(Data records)
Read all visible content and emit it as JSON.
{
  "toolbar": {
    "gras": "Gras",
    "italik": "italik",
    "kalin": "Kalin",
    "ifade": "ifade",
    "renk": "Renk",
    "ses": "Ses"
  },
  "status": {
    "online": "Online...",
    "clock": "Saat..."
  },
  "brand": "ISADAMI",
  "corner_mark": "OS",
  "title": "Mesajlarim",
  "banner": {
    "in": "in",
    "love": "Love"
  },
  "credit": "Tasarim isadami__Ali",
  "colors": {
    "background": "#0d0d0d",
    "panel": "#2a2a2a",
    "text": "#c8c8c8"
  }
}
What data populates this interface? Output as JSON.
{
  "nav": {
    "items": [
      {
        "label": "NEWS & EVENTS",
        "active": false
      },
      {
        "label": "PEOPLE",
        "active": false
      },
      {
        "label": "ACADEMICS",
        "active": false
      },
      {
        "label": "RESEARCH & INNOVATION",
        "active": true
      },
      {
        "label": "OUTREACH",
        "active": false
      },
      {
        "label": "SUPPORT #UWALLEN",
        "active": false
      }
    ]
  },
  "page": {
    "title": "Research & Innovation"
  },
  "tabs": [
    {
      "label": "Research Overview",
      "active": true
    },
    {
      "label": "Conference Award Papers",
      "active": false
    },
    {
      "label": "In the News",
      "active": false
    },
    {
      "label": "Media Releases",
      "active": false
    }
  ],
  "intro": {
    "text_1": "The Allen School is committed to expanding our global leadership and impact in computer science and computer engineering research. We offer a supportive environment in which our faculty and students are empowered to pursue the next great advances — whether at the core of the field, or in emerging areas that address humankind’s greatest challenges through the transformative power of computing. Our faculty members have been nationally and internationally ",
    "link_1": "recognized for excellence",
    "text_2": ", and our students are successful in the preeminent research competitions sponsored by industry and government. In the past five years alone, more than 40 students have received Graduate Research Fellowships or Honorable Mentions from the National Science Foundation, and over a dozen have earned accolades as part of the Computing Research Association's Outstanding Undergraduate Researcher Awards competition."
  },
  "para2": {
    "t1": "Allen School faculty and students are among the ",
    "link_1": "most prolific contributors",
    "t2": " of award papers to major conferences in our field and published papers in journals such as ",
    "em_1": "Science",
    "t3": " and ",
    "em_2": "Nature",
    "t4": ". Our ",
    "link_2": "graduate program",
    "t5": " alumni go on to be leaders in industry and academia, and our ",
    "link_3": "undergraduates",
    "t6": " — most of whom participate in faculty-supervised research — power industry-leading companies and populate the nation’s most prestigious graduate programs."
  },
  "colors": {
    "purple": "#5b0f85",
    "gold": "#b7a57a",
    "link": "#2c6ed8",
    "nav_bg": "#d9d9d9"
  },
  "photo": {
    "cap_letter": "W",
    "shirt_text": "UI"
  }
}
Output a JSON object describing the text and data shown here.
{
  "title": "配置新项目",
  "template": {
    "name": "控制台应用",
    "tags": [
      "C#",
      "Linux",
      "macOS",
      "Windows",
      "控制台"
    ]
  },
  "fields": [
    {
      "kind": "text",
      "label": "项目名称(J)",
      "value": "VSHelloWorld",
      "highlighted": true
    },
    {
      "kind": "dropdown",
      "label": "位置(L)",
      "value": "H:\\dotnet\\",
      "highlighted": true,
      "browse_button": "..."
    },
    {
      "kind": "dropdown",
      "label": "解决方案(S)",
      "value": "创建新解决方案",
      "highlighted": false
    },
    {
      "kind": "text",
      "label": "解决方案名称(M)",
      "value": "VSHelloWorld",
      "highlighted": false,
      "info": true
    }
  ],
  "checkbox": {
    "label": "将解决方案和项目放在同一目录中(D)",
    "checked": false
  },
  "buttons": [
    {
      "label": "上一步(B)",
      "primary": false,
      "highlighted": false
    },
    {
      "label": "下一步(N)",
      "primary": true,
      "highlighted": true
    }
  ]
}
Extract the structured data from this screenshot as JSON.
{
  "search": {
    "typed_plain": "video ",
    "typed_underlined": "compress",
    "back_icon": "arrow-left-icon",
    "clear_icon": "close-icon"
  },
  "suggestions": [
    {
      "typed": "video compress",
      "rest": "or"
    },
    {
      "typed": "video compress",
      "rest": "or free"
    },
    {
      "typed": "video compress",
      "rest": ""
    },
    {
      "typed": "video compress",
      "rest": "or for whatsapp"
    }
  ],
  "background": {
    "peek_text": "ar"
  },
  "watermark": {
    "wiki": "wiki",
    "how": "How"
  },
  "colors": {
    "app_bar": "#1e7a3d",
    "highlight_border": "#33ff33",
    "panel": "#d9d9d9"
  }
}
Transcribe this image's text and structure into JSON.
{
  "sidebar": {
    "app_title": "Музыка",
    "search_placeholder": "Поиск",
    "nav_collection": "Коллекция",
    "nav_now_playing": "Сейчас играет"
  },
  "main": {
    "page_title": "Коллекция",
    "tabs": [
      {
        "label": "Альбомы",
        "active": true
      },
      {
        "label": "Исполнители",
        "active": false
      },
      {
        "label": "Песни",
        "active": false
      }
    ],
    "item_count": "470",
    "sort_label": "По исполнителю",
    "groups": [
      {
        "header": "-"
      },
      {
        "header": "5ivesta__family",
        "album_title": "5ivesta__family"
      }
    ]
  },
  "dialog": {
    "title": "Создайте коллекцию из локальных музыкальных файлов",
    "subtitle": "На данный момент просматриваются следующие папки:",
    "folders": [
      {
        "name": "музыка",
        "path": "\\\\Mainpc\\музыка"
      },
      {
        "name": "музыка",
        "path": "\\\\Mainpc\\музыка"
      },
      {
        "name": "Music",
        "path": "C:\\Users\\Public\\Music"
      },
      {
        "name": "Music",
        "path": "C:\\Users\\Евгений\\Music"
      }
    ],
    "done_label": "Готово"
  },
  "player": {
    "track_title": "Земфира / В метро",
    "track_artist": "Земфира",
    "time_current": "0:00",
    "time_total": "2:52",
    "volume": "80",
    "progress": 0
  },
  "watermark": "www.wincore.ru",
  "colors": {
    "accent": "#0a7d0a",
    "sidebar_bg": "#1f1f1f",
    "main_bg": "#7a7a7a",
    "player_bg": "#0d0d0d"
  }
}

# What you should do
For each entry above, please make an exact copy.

# Output for this task
Read all visible content and emit it as JSON.
{
  "toolbar": {
    "gras": "Gras",
    "italik": "italik",
    "kalin": "Kalin",
    "ifade": "ifade",
    "renk": "Renk",
    "ses": "Ses"
  },
  "status": {
    "online": "Online...",
    "clock": "Saat..."
  },
  "brand": "ISADAMI",
  "corner_mark": "OS",
  "title": "Mesajlarim",
  "banner": {
    "in": "in",
    "love": "Love"
  },
  "credit": "Tasarim isadami__Ali",
  "colors": {
    "background": "#0d0d0d",
    "panel": "#2a2a2a",
    "text": "#c8c8c8"
  }
}
What data populates this interface? Output as JSON.
{
  "nav": {
    "items": [
      {
        "label": "NEWS & EVENTS",
        "active": false
      },
      {
        "label": "PEOPLE",
        "active": false
      },
      {
        "label": "ACADEMICS",
        "active": false
      },
      {
        "label": "RESEARCH & INNOVATION",
        "active": true
      },
      {
        "label": "OUTREACH",
        "active": false
      },
      {
        "label": "SUPPORT #UWALLEN",
        "active": false
      }
    ]
  },
  "page": {
    "title": "Research & Innovation"
  },
  "tabs": [
    {
      "label": "Research Overview",
      "active": true
    },
    {
      "label": "Conference Award Papers",
      "active": false
    },
    {
      "label": "In the News",
      "active": false
    },
    {
      "label": "Media Releases",
      "active": false
    }
  ],
  "intro": {
    "text_1": "The Allen School is committed to expanding our global leadership and impact in computer science and computer engineering research. We offer a supportive environment in which our faculty and students are empowered to pursue the next great advances — whether at the core of the field, or in emerging areas that address humankind’s greatest challenges through the transformative power of computing. Our faculty members have been nationally and internationally ",
    "link_1": "recognized for excellence",
    "text_2": ", and our students are successful in the preeminent research competitions sponsored by industry and government. In the past five years alone, more than 40 students have received Graduate Research Fellowships or Honorable Mentions from the National Science Foundation, and over a dozen have earned accolades as part of the Computing Research Association's Outstanding Undergraduate Researcher Awards competition."
  },
  "para2": {
    "t1": "Allen School faculty and students are among the ",
    "link_1": "most prolific contributors",
    "t2": " of award papers to major conferences in our field and published papers in journals such as ",
    "em_1": "Science",
    "t3": " and ",
    "em_2": "Nature",
    "t4": ". Our ",
    "link_2": "graduate program",
    "t5": " alumni go on to be leaders in industry and academia, and our ",
    "link_3": "undergraduates",
    "t6": " — most of whom participate in faculty-supervised research — power industry-leading companies and populate the nation’s most prestigious graduate programs."
  },
  "colors": {
    "purple": "#5b0f85",
    "gold": "#b7a57a",
    "link": "#2c6ed8",
    "nav_bg": "#d9d9d9"
  },
  "photo": {
    "cap_letter": "W",
    "shirt_text": "UI"
  }
}
Output a JSON object describing the text and data shown here.
{
  "title": "配置新项目",
  "template": {
    "name": "控制台应用",
    "tags": [
      "C#",
      "Linux",
      "macOS",
      "Windows",
      "控制台"
    ]
  },
  "fields": [
    {
      "kind": "text",
      "label": "项目名称(J)",
      "value": "VSHelloWorld",
      "highlighted": true
    },
    {
      "kind": "dropdown",
      "label": "位置(L)",
      "value": "H:\\dotnet\\",
      "highlighted": true,
      "browse_button": "..."
    },
    {
      "kind": "dropdown",
      "label": "解决方案(S)",
      "value": "创建新解决方案",
      "highlighted": false
    },
    {
      "kind": "text",
      "label": "解决方案名称(M)",
      "value": "VSHelloWorld",
      "highlighted": false,
      "info": true
    }
  ],
  "checkbox": {
    "label": "将解决方案和项目放在同一目录中(D)",
    "checked": false
  },
  "buttons": [
    {
      "label": "上一步(B)",
      "primary": false,
      "highlighted": false
    },
    {
      "label": "下一步(N)",
      "primary": true,
      "highlighted": true
    }
  ]
}
Extract the structured data from this screenshot as JSON.
{
  "search": {
    "typed_plain": "video ",
    "typed_underlined": "compress",
    "back_icon": "arrow-left-icon",
    "clear_icon": "close-icon"
  },
  "suggestions": [
    {
      "typed": "video compress",
      "rest": "or"
    },
    {
      "typed": "video compress",
      "rest": "or free"
    },
    {
      "typed": "video compress",
      "rest": ""
    },
    {
      "typed": "video compress",
      "rest": "or for whatsapp"
    }
  ],
  "background": {
    "peek_text": "ar"
  },
  "watermark": {
    "wiki": "wiki",
    "how": "How"
  },
  "colors": {
    "app_bar": "#1e7a3d",
    "highlight_border": "#33ff33",
    "panel": "#d9d9d9"
  }
}
Transcribe this image's text and structure into JSON.
{
  "sidebar": {
    "app_title": "Музыка",
    "search_placeholder": "Поиск",
    "nav_collection": "Коллекция",
    "nav_now_playing": "Сейчас играет"
  },
  "main": {
    "page_title": "Коллекция",
    "tabs": [
      {
        "label": "Альбомы",
        "active": true
      },
      {
        "label": "Исполнители",
        "active": false
      },
      {
        "label": "Песни",
        "active": false
      }
    ],
    "item_count": "470",
    "sort_label": "По исполнителю",
    "groups": [
      {
        "header": "-"
      },
      {
        "header": "5ivesta__family",
        "album_title": "5ivesta__family"
      }
    ]
  },
  "dialog": {
    "title": "Создайте коллекцию из локальных музыкальных файлов",
    "subtitle": "На данный момент просматриваются следующие папки:",
    "folders": [
      {
        "name": "музыка",
        "path": "\\\\Mainpc\\музыка"
      },
      {
        "name": "музыка",
        "path": "\\\\Mainpc\\музыка"
      },
      {
        "name": "Music",
        "path": "C:\\Users\\Public\\Music"
      },
      {
        "name": "Music",
        "path": "C:\\Users\\Евгений\\Music"
      }
    ],
    "done_label": "Готово"
  },
  "player": {
    "track_title": "Земфира / В метро",
    "track_artist": "Земфира",
    "time_current": "0:00",
    "time_total": "2:52",
    "volume": "80",
    "progress": 0
  },
  "watermark": "www.wincore.ru",
  "colors": {
    "accent": "#0a7d0a",
    "sidebar_bg": "#1f1f1f",
    "main_bg": "#7a7a7a",
    "player_bg": "#0d0d0d"
  }
}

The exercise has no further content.